When tempers get heated on the internet, one way some people try and break the tension is by posting pictures of kittens – but new research suggests that cats or rather a condition, toxoplasmosis, caused by a parasite hosted by them may be behind intermittent explosive disorder (IED), manifestations of which also include so-called road rage.
A study led by Professor Emil Coccaro, chair of the Department of Psychiatry & Behavioral Neuroscience at the University of Chicago sought to establish whether there was a link between the Toxoplasma gondii parasite (T. gondii) and IED.
It can be transmitted to humans as a result of meat that has not been cooked properly, tainted water or via contact with cat faeces, for example when not washing hands after emptying a litter tray.

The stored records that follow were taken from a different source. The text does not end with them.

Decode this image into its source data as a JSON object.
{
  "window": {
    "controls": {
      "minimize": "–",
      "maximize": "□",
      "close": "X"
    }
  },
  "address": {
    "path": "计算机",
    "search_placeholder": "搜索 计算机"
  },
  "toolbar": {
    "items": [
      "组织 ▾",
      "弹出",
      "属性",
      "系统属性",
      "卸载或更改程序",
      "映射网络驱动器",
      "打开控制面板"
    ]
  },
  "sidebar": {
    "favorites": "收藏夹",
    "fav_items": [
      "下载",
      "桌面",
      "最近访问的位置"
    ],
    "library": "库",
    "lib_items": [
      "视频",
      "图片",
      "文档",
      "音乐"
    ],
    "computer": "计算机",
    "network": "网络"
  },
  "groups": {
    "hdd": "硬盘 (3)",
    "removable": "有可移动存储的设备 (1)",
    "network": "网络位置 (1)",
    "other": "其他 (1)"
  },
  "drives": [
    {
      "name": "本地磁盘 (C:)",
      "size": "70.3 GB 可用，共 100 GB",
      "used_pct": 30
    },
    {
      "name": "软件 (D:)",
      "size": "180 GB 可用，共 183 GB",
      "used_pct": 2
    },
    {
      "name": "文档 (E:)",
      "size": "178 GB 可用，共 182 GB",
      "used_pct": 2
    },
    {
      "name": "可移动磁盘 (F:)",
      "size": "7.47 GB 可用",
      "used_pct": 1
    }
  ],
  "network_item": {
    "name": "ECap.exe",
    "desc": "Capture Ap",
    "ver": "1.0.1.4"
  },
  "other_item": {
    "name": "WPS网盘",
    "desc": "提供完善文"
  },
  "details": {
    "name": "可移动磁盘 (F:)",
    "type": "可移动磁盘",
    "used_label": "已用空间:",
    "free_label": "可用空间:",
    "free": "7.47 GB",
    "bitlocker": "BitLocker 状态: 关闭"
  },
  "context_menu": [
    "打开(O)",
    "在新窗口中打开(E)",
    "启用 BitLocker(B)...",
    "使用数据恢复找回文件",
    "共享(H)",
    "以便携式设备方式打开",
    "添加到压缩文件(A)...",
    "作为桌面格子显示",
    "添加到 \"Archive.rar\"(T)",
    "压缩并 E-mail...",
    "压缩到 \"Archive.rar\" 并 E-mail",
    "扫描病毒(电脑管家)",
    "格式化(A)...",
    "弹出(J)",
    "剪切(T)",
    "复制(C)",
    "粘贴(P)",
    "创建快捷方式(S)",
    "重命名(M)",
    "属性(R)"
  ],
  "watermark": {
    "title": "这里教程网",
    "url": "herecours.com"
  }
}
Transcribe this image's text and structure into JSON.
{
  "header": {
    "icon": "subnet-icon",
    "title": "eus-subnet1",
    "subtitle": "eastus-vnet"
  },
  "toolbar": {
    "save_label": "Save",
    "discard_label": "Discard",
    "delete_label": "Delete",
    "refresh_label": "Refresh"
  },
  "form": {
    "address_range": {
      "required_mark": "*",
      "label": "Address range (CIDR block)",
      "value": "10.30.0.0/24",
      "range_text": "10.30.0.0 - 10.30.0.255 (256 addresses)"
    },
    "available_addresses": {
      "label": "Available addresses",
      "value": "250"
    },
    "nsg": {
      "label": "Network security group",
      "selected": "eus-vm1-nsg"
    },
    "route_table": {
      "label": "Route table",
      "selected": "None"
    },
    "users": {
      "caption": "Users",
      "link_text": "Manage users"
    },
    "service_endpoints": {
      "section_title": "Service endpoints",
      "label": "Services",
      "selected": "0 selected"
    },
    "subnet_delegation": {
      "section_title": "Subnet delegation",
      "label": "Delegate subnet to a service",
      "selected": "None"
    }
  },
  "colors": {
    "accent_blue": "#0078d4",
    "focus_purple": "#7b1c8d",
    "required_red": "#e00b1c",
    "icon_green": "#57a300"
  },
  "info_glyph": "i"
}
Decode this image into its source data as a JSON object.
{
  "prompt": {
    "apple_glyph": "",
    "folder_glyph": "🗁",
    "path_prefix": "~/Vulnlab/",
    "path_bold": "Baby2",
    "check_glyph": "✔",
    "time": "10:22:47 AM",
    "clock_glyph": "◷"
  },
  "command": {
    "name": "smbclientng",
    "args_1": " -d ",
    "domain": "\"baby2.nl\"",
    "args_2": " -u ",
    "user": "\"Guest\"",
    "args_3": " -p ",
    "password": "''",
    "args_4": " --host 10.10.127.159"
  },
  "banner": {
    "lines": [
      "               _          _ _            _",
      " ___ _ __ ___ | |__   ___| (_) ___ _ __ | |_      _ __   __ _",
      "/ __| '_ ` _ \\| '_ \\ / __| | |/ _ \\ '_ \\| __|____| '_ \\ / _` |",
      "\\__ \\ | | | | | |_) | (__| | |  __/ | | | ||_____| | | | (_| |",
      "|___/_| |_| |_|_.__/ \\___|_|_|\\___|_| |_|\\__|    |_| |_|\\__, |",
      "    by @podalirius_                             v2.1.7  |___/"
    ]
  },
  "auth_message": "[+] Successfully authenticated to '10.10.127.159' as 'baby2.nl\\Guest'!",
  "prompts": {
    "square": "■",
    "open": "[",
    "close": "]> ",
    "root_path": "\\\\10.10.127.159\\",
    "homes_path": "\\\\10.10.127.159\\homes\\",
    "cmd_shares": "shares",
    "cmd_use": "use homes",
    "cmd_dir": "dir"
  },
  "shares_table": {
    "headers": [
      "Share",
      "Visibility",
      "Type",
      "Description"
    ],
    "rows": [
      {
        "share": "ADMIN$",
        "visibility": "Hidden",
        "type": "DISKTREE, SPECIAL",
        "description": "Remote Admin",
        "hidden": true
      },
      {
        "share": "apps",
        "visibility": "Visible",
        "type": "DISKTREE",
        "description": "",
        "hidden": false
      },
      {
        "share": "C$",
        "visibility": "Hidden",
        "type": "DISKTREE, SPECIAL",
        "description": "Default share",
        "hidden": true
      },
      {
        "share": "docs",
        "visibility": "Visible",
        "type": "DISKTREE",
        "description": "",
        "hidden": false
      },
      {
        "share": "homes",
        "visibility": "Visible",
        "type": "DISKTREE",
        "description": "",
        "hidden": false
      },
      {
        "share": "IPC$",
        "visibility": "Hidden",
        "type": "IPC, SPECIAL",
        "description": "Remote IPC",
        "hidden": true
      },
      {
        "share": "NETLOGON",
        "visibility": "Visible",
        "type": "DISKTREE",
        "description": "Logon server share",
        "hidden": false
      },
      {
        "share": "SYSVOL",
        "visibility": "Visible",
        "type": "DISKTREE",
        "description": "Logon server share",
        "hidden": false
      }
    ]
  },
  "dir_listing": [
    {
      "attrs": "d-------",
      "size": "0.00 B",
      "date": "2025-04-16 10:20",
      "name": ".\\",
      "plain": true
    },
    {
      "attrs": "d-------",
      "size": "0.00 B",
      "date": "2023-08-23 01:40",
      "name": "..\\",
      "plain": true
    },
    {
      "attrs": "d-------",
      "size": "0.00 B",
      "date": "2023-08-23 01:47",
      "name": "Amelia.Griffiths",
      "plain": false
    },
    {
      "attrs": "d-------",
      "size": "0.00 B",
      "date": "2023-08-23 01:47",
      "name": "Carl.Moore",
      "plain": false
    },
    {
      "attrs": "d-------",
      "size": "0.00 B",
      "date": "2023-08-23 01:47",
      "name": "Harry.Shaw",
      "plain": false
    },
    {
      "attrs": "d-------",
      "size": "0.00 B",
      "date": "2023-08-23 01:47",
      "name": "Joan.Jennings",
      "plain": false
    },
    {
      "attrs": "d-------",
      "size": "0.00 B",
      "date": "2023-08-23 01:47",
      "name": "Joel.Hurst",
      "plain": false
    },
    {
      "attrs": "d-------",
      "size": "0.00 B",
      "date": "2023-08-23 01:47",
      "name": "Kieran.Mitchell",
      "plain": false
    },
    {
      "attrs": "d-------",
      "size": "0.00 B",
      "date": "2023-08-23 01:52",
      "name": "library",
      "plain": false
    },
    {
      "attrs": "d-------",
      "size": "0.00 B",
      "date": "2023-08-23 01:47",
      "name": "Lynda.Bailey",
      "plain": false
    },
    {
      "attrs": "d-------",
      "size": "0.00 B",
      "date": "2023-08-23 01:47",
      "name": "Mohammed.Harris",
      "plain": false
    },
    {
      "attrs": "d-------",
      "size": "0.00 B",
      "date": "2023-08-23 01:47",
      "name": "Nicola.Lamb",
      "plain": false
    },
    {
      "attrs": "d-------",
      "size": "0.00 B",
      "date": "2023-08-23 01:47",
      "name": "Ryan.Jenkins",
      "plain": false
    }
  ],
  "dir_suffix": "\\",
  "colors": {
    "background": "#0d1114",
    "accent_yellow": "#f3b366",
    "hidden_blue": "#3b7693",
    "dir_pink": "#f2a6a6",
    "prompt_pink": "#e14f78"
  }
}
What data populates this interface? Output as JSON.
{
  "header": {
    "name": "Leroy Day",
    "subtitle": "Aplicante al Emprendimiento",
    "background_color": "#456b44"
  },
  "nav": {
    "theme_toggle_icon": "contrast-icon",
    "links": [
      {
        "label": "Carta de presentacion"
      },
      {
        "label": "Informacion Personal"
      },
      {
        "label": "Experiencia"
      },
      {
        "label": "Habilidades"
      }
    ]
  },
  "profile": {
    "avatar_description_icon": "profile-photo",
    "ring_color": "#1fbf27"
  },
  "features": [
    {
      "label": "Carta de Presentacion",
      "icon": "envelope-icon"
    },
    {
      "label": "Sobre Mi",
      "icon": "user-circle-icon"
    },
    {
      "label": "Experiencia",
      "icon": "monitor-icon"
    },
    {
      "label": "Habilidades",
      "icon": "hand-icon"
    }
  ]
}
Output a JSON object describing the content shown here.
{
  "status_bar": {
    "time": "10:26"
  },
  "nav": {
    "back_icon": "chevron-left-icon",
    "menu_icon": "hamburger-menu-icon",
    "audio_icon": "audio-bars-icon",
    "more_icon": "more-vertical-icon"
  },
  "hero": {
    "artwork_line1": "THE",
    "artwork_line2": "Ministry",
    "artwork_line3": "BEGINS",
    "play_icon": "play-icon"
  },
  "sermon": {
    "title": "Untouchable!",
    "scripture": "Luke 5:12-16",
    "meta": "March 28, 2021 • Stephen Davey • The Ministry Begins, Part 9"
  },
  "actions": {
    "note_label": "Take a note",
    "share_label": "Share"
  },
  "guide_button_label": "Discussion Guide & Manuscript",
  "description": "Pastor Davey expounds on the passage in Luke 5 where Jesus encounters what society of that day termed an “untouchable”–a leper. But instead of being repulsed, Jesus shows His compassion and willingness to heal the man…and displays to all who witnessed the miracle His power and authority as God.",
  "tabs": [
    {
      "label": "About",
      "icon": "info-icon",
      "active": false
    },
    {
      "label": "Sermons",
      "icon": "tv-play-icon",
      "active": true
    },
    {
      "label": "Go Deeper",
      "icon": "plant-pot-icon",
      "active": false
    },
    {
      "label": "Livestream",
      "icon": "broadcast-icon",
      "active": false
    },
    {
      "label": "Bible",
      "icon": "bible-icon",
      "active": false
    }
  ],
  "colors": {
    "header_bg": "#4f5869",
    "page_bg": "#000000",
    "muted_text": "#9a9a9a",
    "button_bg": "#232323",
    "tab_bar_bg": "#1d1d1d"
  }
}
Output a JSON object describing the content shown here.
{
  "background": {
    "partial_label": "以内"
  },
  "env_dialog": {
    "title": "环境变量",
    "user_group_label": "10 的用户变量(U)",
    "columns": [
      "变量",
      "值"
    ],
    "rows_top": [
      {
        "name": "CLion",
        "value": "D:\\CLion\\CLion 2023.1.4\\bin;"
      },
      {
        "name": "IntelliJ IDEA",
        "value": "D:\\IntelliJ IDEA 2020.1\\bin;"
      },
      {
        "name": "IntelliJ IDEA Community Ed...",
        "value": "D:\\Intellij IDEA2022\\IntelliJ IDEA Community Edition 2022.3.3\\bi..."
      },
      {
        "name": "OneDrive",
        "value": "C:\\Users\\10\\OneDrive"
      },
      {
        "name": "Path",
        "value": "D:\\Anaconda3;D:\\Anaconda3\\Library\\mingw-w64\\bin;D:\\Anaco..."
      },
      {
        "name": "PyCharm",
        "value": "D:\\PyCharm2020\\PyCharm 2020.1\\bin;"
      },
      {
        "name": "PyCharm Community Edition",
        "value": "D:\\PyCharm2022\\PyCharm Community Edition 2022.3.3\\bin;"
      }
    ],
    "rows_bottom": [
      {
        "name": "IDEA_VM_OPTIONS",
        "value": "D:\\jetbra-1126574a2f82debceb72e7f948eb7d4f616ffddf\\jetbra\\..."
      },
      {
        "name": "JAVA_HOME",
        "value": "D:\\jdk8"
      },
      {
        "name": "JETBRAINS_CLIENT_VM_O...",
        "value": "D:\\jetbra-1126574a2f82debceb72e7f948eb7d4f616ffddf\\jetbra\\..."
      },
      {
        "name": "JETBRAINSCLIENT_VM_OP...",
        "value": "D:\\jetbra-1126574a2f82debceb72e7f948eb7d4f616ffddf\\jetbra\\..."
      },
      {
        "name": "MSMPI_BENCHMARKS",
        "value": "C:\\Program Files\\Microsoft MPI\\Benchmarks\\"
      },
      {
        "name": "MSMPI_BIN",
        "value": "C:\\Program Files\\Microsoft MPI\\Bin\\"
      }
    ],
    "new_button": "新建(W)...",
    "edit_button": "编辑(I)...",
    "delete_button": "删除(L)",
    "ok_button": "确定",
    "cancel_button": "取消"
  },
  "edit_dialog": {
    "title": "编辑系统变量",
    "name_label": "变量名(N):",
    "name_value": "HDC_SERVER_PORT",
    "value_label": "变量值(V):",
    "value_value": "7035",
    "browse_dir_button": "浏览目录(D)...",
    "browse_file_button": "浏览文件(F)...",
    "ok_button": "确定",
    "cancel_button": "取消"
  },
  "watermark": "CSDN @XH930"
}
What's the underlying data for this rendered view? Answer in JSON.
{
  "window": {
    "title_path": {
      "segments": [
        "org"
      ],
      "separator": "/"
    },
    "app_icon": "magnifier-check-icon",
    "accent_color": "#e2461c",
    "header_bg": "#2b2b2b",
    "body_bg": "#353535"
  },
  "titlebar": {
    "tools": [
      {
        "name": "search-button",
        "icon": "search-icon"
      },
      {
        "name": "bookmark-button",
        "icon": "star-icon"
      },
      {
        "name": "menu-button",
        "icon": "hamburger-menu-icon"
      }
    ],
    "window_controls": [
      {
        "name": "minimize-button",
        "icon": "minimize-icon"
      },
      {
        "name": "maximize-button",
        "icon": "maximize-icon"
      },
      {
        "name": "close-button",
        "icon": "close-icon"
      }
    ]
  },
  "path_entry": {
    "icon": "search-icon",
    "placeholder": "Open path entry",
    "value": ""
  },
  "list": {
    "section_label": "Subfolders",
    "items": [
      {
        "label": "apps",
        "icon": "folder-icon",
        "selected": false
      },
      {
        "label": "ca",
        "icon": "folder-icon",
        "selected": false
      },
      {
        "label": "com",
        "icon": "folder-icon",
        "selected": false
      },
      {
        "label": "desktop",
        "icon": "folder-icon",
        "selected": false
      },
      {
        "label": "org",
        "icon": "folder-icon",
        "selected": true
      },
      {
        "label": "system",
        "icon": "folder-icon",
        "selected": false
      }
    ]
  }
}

It is estimated that as many as one in three people globally may carry the parasite, which does not cause illness but leads to cysts forming on the brain which earlier studies have linked to conditions including suicidal behaviour, bipolar disorder and schizophrenia.
Humans who have contracted toxoplasmosis have also been found to have slower reaction times and are more likely than average to be involved in road traffic collisions when driving.
Professor Coccaro’s study assessed 358 adults, split into three groups – those who have IED, those with other psychiatric conditions, and a control group comprising people who had never been diagnosed with one.
Published in the Journal of Clinical Psychiatry, it found that people with IED were more than twice as likely as the control group to have toxoplasmosis. Those with other psychiatric conditions also tested higher for it, and in each of the three groups, people with the parasite exhibited more aggressive behaviour.
Professor Coccaro said however that while a link had been established between the parasite and IED, that did not necessarily mean that T. gondii in itself caused aggression, with further research needed.
"Not everyone that tests positive for toxoplasmosis will have aggression issues," he explained, adding however that the condition did appear to "raise the risk for aggressive behaviour."
But Professor Jaroslav Flegr of Prague’s Charles University said that the study confirmed the research that he and his colleagues have carried out.
"We have found that prevalence of toxoplasmosis correlates positively with violence-associated injuries and mortality in particular countries,” he told Scientific American.
"It correlates also with diseases burden associated with bipolar disorder, obsessive compulsive disorder, and epilepsy.”
The parasite can also be hosted by rodents – past studies have shown that the more aggressive behaviour it encourages in mice increases the chance that they will be caught by cats.
Referring to Professor Coccaro’s study, Paul Ewald of the University of Louisville in Kentucky told the New Scientist: “The findings make sense. A mouse that is preoccupied with attacks on another mouse may be easy prey for a cat.”
Simon joined road.cc as news editor in 2009 and is now the site’s community editor, acting as a link between the team producing the content and our readers. A law and languages graduate, published translator and former retail analyst, he has reported on issues as diverse as cycling-related court cases, anti-doping investigations, the latest developments in the bike industry and the sport’s biggest races. Now back in London full-time after 15 years living in Oxford and Cambridge, he loves cycling along the Thames but misses having his former riding buddy, Elodie the miniature schnauzer, in the basket in front of him.